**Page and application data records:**
☆ ☆ ☆ ☆ ☆ ☆ ☆

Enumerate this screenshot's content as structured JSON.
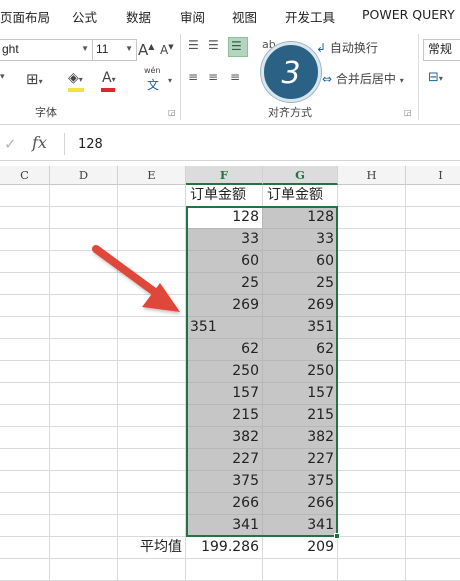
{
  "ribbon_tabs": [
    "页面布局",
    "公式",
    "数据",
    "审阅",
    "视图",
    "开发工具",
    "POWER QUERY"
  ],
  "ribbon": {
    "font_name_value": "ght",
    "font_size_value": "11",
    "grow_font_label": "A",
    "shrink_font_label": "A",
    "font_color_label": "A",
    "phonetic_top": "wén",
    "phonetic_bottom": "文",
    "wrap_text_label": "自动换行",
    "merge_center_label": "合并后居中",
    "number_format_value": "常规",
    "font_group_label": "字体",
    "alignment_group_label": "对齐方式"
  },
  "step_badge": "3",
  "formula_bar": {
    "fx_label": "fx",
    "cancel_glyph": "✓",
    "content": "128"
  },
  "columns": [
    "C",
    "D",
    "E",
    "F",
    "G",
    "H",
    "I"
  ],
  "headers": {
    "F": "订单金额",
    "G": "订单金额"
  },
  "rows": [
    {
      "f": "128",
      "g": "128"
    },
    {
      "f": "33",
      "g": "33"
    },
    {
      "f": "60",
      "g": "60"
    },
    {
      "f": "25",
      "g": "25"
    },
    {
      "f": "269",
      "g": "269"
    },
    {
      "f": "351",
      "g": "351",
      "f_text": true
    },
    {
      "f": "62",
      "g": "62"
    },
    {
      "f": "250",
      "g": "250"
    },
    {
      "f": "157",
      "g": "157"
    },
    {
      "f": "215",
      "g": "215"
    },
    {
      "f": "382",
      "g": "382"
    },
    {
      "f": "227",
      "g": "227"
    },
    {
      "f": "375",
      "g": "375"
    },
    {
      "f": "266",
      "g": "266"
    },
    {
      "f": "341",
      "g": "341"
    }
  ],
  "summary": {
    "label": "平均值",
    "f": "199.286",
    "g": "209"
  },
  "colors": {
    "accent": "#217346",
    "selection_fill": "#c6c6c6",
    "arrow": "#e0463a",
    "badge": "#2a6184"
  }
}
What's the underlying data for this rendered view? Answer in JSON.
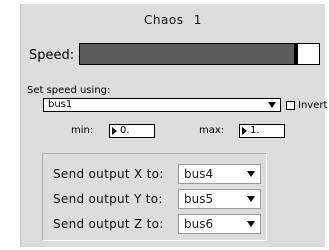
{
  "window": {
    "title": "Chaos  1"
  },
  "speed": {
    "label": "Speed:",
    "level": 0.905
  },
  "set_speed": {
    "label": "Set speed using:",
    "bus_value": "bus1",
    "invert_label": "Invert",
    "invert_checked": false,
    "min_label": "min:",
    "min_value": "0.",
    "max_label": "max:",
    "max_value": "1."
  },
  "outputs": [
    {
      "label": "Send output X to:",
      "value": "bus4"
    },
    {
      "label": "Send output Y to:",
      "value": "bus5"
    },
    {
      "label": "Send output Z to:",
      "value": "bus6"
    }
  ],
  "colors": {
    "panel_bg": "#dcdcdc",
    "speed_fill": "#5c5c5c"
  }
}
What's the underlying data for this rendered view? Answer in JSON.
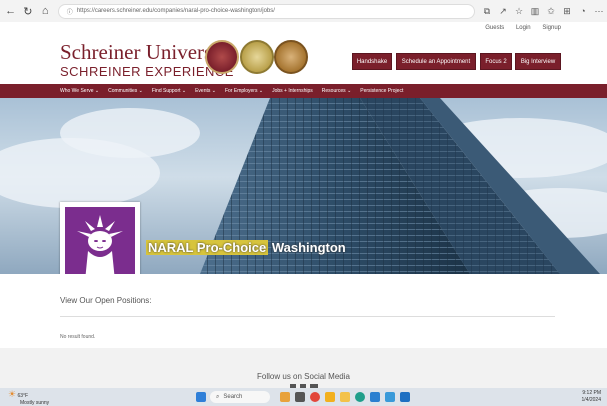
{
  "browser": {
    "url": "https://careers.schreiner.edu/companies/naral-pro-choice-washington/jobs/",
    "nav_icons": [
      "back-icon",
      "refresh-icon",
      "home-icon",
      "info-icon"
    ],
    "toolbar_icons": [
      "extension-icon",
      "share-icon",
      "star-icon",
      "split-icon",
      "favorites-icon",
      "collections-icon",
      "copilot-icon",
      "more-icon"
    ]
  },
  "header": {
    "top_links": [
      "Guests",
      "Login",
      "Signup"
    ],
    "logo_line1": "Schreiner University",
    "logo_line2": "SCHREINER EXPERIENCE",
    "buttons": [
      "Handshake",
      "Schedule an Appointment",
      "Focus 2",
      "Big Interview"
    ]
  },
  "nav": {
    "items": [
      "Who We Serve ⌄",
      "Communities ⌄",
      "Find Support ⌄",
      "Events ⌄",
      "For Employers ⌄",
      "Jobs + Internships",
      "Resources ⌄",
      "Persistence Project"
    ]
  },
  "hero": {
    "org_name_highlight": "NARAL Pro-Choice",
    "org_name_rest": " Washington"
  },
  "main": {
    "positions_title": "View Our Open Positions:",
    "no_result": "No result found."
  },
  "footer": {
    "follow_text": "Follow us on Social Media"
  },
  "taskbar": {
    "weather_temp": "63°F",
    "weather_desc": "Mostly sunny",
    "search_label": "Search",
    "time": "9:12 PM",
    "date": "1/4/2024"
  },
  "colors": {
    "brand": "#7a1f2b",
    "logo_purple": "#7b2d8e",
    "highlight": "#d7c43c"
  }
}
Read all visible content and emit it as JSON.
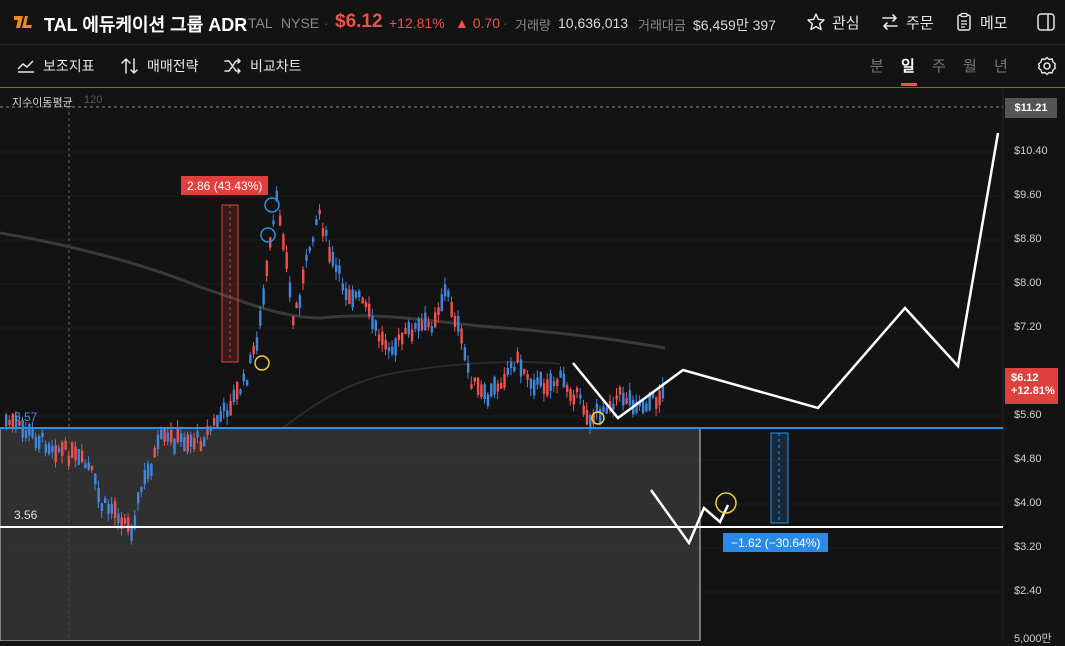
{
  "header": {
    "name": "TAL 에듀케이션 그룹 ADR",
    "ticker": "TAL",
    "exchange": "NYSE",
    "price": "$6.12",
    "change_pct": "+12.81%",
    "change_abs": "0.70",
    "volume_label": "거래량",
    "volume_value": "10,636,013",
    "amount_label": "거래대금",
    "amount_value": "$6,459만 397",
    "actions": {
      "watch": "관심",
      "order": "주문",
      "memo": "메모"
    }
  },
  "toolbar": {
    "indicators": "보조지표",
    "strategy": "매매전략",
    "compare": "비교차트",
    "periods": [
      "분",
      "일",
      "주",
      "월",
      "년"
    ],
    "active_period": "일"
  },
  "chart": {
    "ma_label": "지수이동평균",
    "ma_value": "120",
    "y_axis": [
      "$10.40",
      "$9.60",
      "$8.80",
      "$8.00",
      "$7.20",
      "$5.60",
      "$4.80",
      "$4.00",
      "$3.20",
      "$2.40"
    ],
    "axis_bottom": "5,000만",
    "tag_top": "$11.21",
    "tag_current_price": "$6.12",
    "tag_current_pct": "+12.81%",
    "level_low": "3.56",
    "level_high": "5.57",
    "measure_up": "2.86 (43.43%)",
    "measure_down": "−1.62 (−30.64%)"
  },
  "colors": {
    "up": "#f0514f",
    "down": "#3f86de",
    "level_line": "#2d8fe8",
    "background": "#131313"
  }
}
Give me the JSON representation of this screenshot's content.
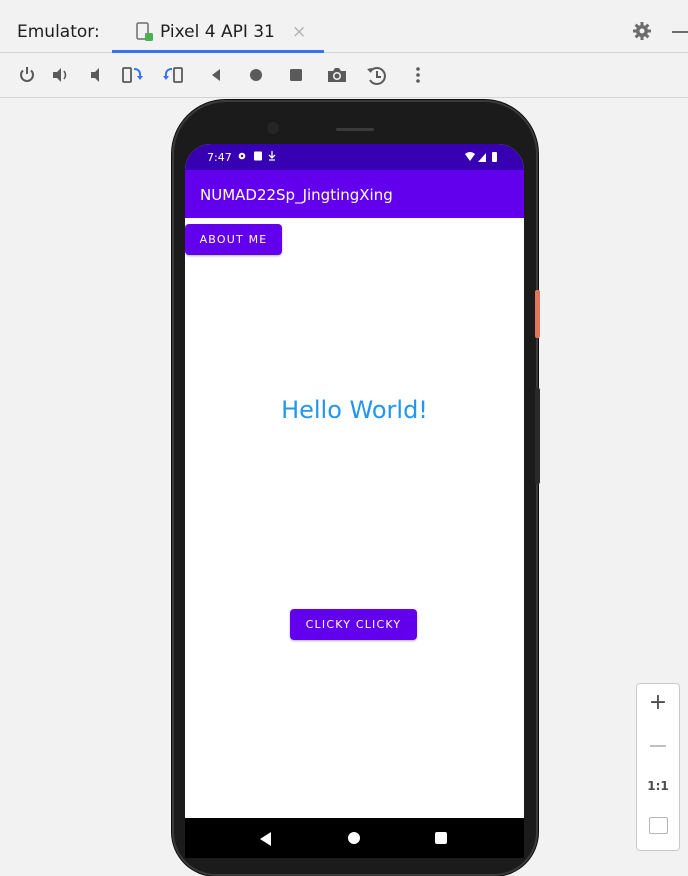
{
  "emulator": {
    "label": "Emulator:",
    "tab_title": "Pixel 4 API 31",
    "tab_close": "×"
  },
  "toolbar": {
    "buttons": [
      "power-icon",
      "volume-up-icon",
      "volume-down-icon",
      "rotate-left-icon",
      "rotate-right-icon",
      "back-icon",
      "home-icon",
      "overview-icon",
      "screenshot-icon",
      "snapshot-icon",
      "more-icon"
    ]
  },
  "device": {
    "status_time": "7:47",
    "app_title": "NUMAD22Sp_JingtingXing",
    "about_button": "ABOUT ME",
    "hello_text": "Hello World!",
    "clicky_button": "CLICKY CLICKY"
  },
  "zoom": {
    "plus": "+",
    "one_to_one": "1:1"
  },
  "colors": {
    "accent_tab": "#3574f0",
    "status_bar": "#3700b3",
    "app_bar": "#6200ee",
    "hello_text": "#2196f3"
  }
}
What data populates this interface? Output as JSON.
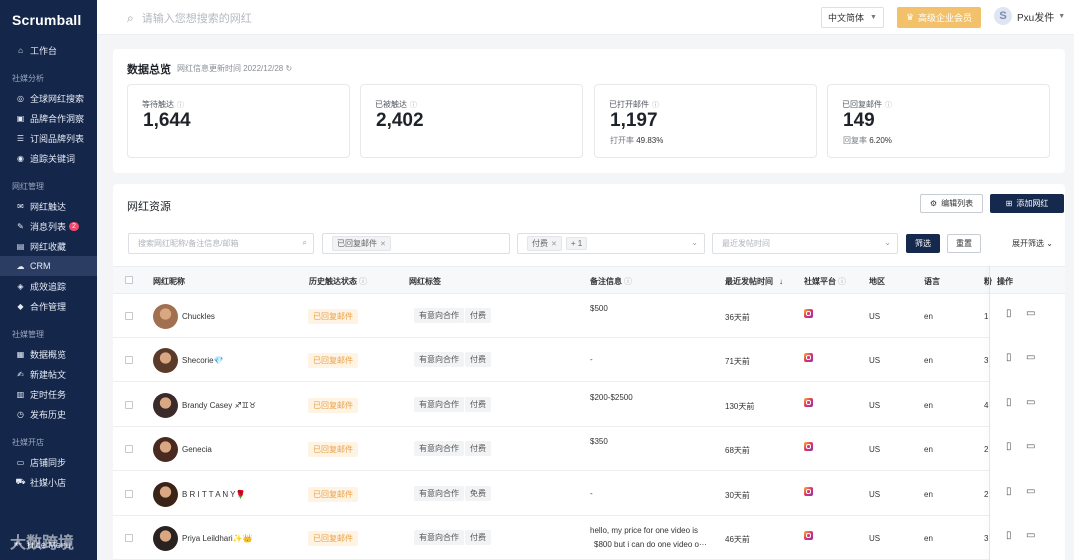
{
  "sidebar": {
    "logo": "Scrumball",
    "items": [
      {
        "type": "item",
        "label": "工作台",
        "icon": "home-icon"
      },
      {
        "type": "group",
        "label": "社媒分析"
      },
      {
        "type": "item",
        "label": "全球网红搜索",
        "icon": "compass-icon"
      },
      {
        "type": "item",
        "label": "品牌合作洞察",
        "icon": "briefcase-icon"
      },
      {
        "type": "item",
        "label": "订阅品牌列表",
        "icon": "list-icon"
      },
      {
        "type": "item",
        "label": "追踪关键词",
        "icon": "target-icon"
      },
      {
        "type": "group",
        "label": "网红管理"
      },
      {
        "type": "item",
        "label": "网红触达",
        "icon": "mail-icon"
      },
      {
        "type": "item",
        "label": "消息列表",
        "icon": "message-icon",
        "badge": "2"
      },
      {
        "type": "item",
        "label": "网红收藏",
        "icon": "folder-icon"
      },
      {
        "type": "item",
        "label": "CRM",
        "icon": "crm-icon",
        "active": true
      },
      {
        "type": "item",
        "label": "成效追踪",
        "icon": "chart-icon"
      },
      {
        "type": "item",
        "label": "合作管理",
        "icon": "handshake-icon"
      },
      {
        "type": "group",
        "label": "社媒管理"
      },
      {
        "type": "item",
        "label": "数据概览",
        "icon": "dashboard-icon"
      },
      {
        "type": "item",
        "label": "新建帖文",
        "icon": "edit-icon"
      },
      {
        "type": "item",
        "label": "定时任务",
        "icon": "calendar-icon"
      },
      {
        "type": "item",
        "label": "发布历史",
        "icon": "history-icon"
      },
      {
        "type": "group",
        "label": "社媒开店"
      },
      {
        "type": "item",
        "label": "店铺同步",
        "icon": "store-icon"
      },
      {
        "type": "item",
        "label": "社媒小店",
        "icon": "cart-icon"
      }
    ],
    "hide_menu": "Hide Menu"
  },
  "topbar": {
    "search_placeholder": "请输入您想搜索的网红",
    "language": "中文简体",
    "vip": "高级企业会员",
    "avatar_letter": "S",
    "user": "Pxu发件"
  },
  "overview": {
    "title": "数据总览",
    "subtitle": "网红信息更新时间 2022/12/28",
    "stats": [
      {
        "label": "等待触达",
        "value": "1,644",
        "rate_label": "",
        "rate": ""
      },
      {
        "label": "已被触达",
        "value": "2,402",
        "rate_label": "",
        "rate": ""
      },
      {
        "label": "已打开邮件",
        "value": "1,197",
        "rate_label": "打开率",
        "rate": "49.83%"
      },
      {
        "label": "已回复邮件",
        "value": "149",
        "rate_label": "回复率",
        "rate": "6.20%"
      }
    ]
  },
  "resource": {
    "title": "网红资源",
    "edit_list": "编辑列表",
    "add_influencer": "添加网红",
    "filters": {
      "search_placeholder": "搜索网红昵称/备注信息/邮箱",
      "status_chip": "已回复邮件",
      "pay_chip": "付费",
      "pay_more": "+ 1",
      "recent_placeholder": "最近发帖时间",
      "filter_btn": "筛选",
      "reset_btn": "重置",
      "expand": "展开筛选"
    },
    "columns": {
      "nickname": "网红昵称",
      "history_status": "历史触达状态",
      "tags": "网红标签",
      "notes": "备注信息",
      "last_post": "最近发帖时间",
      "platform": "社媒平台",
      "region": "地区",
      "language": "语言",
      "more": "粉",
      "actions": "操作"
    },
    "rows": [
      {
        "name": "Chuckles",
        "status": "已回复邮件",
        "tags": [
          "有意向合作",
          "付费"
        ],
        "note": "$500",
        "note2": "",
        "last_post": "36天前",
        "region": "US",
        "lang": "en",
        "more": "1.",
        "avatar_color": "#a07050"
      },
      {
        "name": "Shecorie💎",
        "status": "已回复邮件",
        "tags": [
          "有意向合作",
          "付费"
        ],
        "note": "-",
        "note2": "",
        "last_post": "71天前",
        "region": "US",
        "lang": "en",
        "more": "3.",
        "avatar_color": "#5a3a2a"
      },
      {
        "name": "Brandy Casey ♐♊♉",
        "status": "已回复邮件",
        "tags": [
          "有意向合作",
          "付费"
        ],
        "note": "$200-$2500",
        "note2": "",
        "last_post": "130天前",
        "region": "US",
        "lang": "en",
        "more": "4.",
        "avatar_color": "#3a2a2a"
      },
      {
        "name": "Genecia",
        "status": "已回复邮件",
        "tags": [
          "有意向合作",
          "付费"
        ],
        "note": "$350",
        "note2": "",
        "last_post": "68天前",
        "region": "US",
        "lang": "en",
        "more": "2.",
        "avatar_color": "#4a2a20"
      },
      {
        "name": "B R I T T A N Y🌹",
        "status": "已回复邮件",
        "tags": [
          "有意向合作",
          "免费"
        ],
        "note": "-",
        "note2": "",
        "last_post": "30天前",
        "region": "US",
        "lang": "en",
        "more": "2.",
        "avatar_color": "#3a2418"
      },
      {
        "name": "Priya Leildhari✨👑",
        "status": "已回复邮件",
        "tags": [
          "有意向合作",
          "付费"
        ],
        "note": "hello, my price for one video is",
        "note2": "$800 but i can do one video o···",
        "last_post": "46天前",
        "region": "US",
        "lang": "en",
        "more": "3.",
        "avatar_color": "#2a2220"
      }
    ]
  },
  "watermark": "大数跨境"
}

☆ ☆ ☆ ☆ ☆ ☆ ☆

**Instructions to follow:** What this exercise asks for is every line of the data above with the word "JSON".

**Task result:**
Enumerate this screenshot's content as structured JSON.
What's the underlying data for this rendered view? Answer in JSON.
What's the underlying data for this rendered view? Answer in JSON.
Read all visible content and emit it as JSON.
Give me the JSON representation of this screenshot's content.
What data populates this interface? Output as JSON.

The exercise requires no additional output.